Publication type: Comparative Study; Multicenter Study; Randomized Controlled Trial; Research Support, Non-U.S. Gov't

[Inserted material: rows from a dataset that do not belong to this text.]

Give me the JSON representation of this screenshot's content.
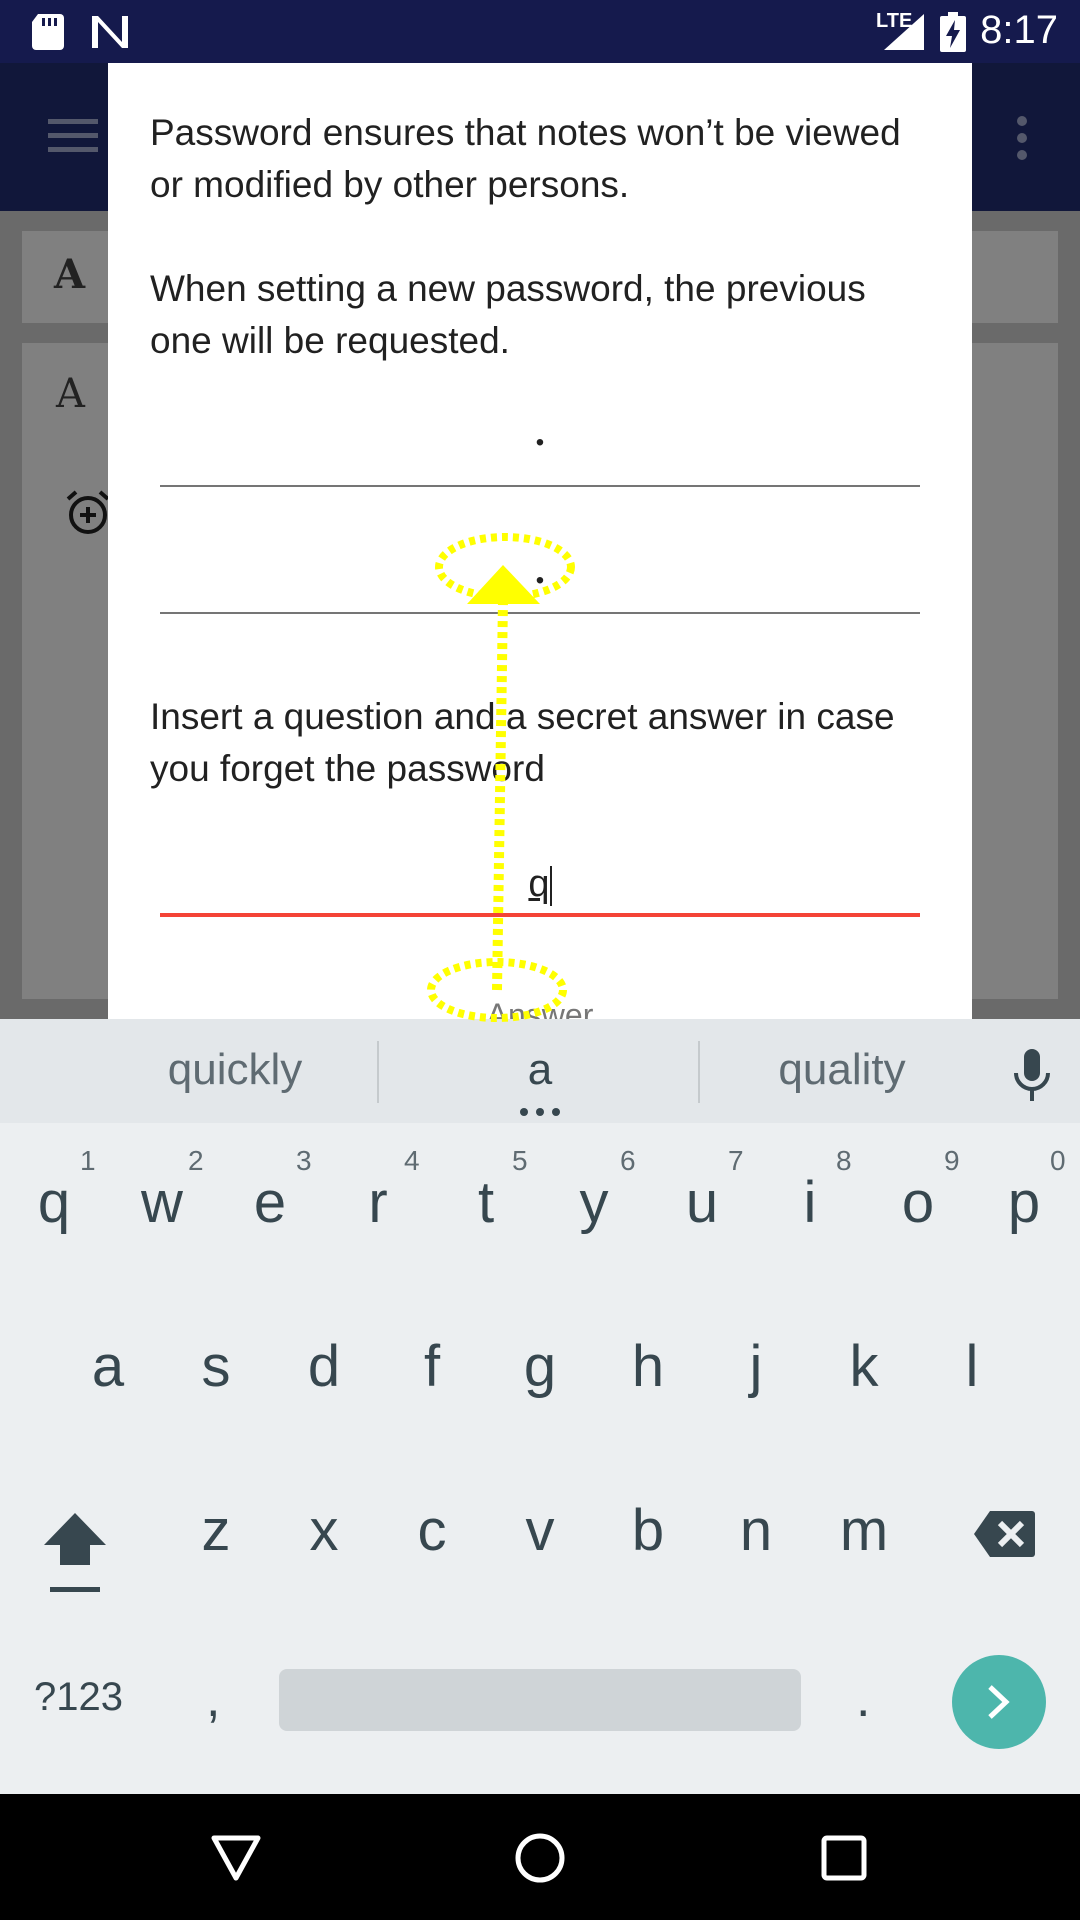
{
  "status_bar": {
    "time": "8:17",
    "network": "LTE",
    "icons": [
      "sd-card-icon",
      "n-notification-icon",
      "signal-icon",
      "battery-charging-icon"
    ]
  },
  "background": {
    "card1_letter": "A",
    "card2_letter": "A"
  },
  "dialog": {
    "paragraph1": "Password ensures that notes won’t be viewed or modified by other persons.",
    "paragraph2": "When setting a new password, the previous one will be requested.",
    "password_value": "•",
    "confirm_value": "•",
    "question_text": "Insert a question and a secret answer in case you forget the password",
    "question_value": "q",
    "answer_hint": "Answer"
  },
  "keyboard": {
    "suggestions": [
      "quickly",
      "a",
      "quality"
    ],
    "row1": [
      {
        "key": "q",
        "num": "1"
      },
      {
        "key": "w",
        "num": "2"
      },
      {
        "key": "e",
        "num": "3"
      },
      {
        "key": "r",
        "num": "4"
      },
      {
        "key": "t",
        "num": "5"
      },
      {
        "key": "y",
        "num": "6"
      },
      {
        "key": "u",
        "num": "7"
      },
      {
        "key": "i",
        "num": "8"
      },
      {
        "key": "o",
        "num": "9"
      },
      {
        "key": "p",
        "num": "0"
      }
    ],
    "row2": [
      "a",
      "s",
      "d",
      "f",
      "g",
      "h",
      "j",
      "k",
      "l"
    ],
    "row3": [
      "z",
      "x",
      "c",
      "v",
      "b",
      "n",
      "m"
    ],
    "symbols_label": "?123",
    "comma": ",",
    "period": "."
  },
  "annotation": {
    "color": "#ffff00",
    "gesture": "swipe-up"
  }
}
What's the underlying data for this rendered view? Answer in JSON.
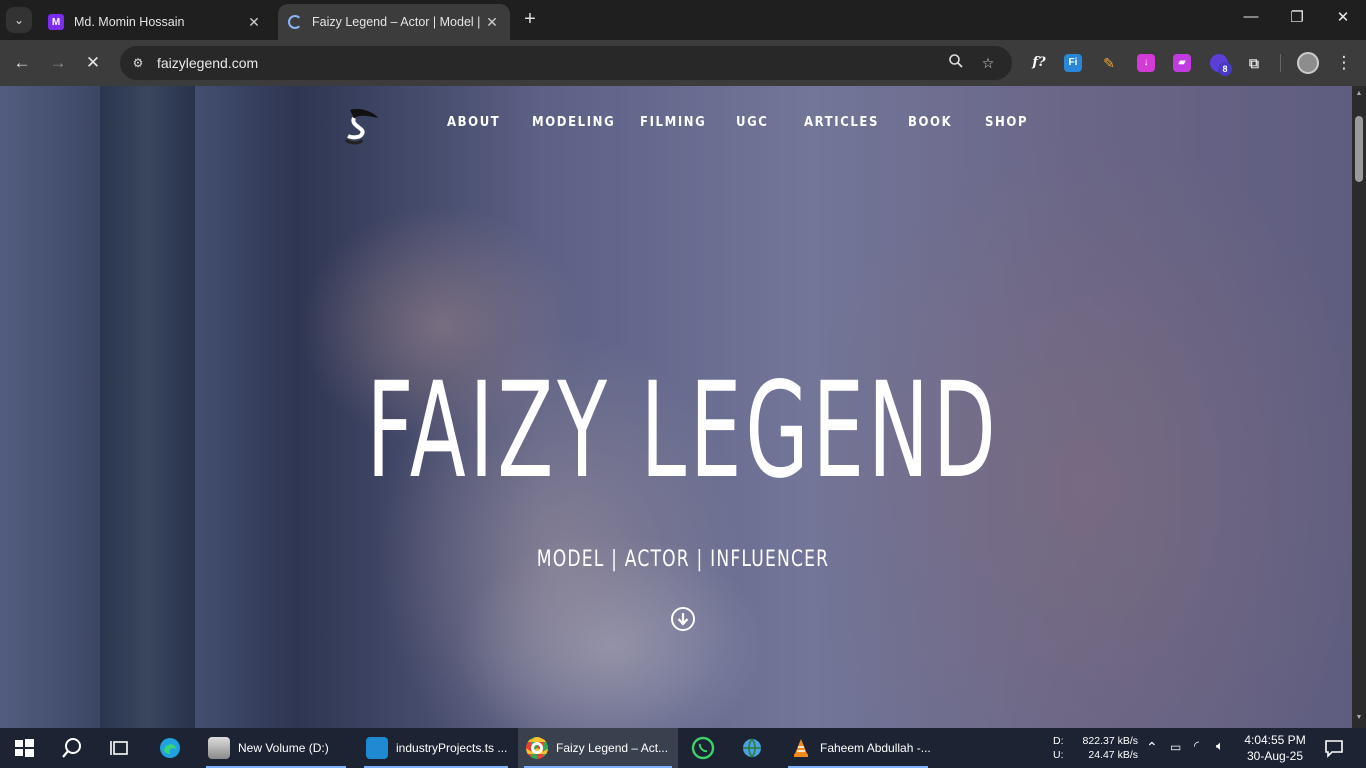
{
  "browser": {
    "tabs": [
      {
        "title": "Md. Momin Hossain",
        "favicon": "M",
        "active": false
      },
      {
        "title": "Faizy Legend – Actor | Model | I",
        "favicon": "loading-spinner",
        "active": true
      }
    ],
    "address": "faizylegend.com",
    "extension_badge": "8",
    "extension_fx": "f?",
    "extension_fi": "Fi"
  },
  "site": {
    "nav": [
      "ABOUT",
      "MODELING",
      "FILMING",
      "UGC",
      "ARTICLES",
      "BOOK",
      "SHOP"
    ],
    "hero_title": "FAIZY LEGEND",
    "hero_subtitle": "MODEL | ACTOR | INFLUENCER"
  },
  "taskbar": {
    "apps": [
      {
        "label": "New Volume (D:)",
        "icon": "drive-icon"
      },
      {
        "label": "industryProjects.ts ...",
        "icon": "vscode-icon"
      },
      {
        "label": "Faizy Legend – Act...",
        "icon": "chrome-icon",
        "active": true
      },
      {
        "label": "",
        "icon": "whatsapp-icon"
      },
      {
        "label": "",
        "icon": "network-globe-icon"
      },
      {
        "label": "Faheem Abdullah -...",
        "icon": "vlc-icon"
      }
    ],
    "net": {
      "d_label": "D:",
      "u_label": "U:",
      "down": "822.37 kB/s",
      "up": "24.47 kB/s"
    },
    "time": "4:04:55 PM",
    "date": "30-Aug-25"
  },
  "colors": {
    "accent": "#7fb3ff",
    "tab_m": "#7b2cf0"
  }
}
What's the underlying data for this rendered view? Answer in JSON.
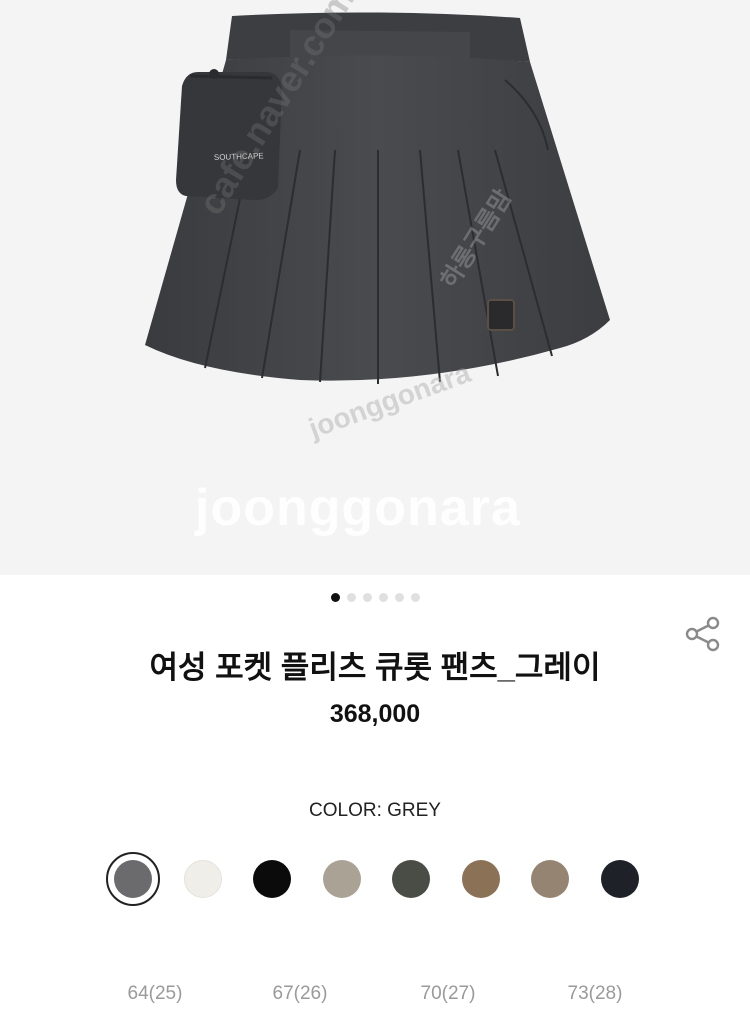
{
  "product": {
    "brand_tag": "SOUTHCAPE",
    "title": "여성 포켓 플리츠 큐롯 팬츠_그레이",
    "price": "368,000"
  },
  "gallery": {
    "image_count": 6,
    "active_index": 0,
    "watermarks": {
      "url": "cafe.naver.com/joonggonara",
      "big": "joonggonara",
      "korean": "하롱구름맘",
      "small": "joonggonara"
    }
  },
  "color": {
    "label": "COLOR: GREY",
    "swatches": [
      {
        "name": "grey",
        "hex": "#6b6b6e",
        "selected": true
      },
      {
        "name": "ivory",
        "hex": "#efeee9",
        "selected": false
      },
      {
        "name": "black",
        "hex": "#0b0b0b",
        "selected": false
      },
      {
        "name": "beige",
        "hex": "#aaa294",
        "selected": false
      },
      {
        "name": "dark-green",
        "hex": "#4a4d45",
        "selected": false
      },
      {
        "name": "brown",
        "hex": "#8b7156",
        "selected": false
      },
      {
        "name": "taupe",
        "hex": "#958472",
        "selected": false
      },
      {
        "name": "navy",
        "hex": "#1e2228",
        "selected": false
      }
    ]
  },
  "sizes": [
    "64(25)",
    "67(26)",
    "70(27)",
    "73(28)"
  ],
  "icons": {
    "share": "share-icon"
  }
}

BACKGROUND: The pathobiological basis of ischemic heart disease and thus the manifestations and response to therapy can differ between women and men. In prior studies, sex-based treatment differences have been observed with the antiischemic ranolazine, with a possibly diminished effect in women. METHODS AND RESULTS: We conducted a prospectively planned analysis of the clinical, biomarker, angiographic, and continuous ECG features and 1-year outcomes of women with unstable ischemic heart disease randomized to ranolazine or placebo in Metabolic Efficiency With Ranolazine for Less Ischemia in Non-ST-Elevation Acute Coronary Syndromes-Thrombolysis in Myocardial Infarction 36 (MERLIN-TIMI 36). Compared with men (n=4269), women (n=2291) were older with more risk factors (P<0.001). On presentation, women were less likely than men to have significant epicardial coronary artery disease (no stenosis >or=50% on angiography, 19.4% versus 8.6%; P<0.001) or elevated troponin (57.1% versus 68.9%; P<0.001). Yet, women were more likely to have an elevated B-type natriuretic peptide (47.0% versus 40.2%; P<0.001), worse median angina frequency scores (80 versus 100; P<0.001), and an ischemic episode on continuous ECG administered during the first 7 days (22.5% versus 19.3%; P=0.0025). Women and men were at similar adjusted risk for the primary end point of cardiovascular death, myocardial infarction, or recurrent ischemia (adjusted hazard ratio, 1.11; 95% confidence interval, 0.96 to 1.29; P=0.15). Ranolazine was associated with a significant reduction in recurrent ischemia in women (13.0% versus 18.2%; hazard ratio, 0.71; 95% confidence interval, 0.57 to 0.88; P=0.002). CONCLUSIONS: Women with a clinical syndrome consistent with unstable ischemic heart disease, despite having less obstructive coronary artery disease, were more likely than men to report anginal episodes and had more recorded ischemic periods on continuous ECG. In this setting, ranolazine may be a particularly useful antiischemic agent in women. CLINICAL TRIAL REGISTRATION: URL: http://www.clinicaltrials.gov. Unique identifier: NCT00099788.